Class Schedule, Exams, and Stress

Recently, on a veterinary school tour, I heard this question: “How does the class schedule look like?”

Dr. NantikaI rarely get asked this—I’m more commonly asked how hard it is to get into veterinary school—but this is an important question, because, in my opinion, I think that it is harder to complete a DVM degree than it is to get accepted to veterinary school.

To start, we can look at my spring veterinary class schedule and how I am dealing with this hectic routine. I start the week with Monday, 8 a.m. exams and end with my Friday, 3 p.m. class.

My daily studying hours are blocked from 7 p.m. to 1 a.m., or perhaps more like 3 a.m. Not being a morning person, this is a real challenge. It is important to know your learning style and quickly implement a study routine. This will save time for studying and will increase time for sleep. If you want to attend vet school, you need to get ready to put in that many study hours.

The exam schedule usually begins on the third week of the semester. The second-year vet students have exams almost every Monday and Friday. This continues until final exams at the end of the semester. Additionally, even though Tuesday and Wednesday classes start at 10 a.m., I still wake up and review the materials at 6 a.m. before the weekly quizzes (this semester, for pharmacology or toxicology). It feels like a constant pounding of studying, preparing, and taking exams.

The consequence of these class and exam schedules is stress. We all are dealing with it (differently, in some ways, and similarly, in others).

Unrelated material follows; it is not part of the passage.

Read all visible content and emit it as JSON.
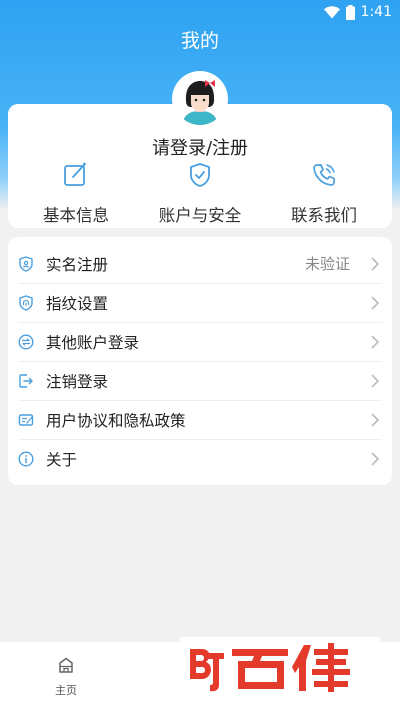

Because of this, I have found that it’s important to focus on my top reasons in order for me to keep going. These include:

Friends—It is delightful to have friends who accept your weaknesses and strengths. I have a language difficulty because English is not my first language, so my friends take time to spell things out for me or to explain things to me when I don’t understand the lecture. Many of my classmates were very competitive when we first got into vet school. But that competitiveness has gradually regressed as we all started to understand that we are here to be successful together. Every morning, one of my friends asks me, “Nantika, how it is going?” It’s a simple question that brings a smile and helps me get ready for the day.

Nantika Art 2CVM Counselor—I used to be afraid to let people know that I’m struggling through my classes. I stayed stressed and grumpy for my whole first-year fall semester. I became an unhappy and frustrated person, which impacted my productivity. I decided to seek help from CVM counselor Elizabeth Eaton. She guided me through accepting my weaknesses and fear of failure. I feel lucky that the Texas A&M Vet School takes the students’ mental health and wellness seriously. We also have a stress reduction room and relaxation space, where we have a massage chair and biofeedback equipment to help de-stress and help the body to achieve a relaxation response.

Time outside school—It’s hard to pull myself away from studying, but I realize I need to do something besides study. So, I chose to paint. While I’m painting, I really focus on the canvas and color in my brush. That is one form of meditation that I have started to enjoy in order to refresh my mind.

The love of medicine and animals—At the end of the day, I see the innocent eyes of my dogs, one of which recently got diagnosed with immune-mediated hemolytic anemia. It reminds me why I’m pursuing this career, because I want to learn medicine and use my knowledge to improve the health of the animals.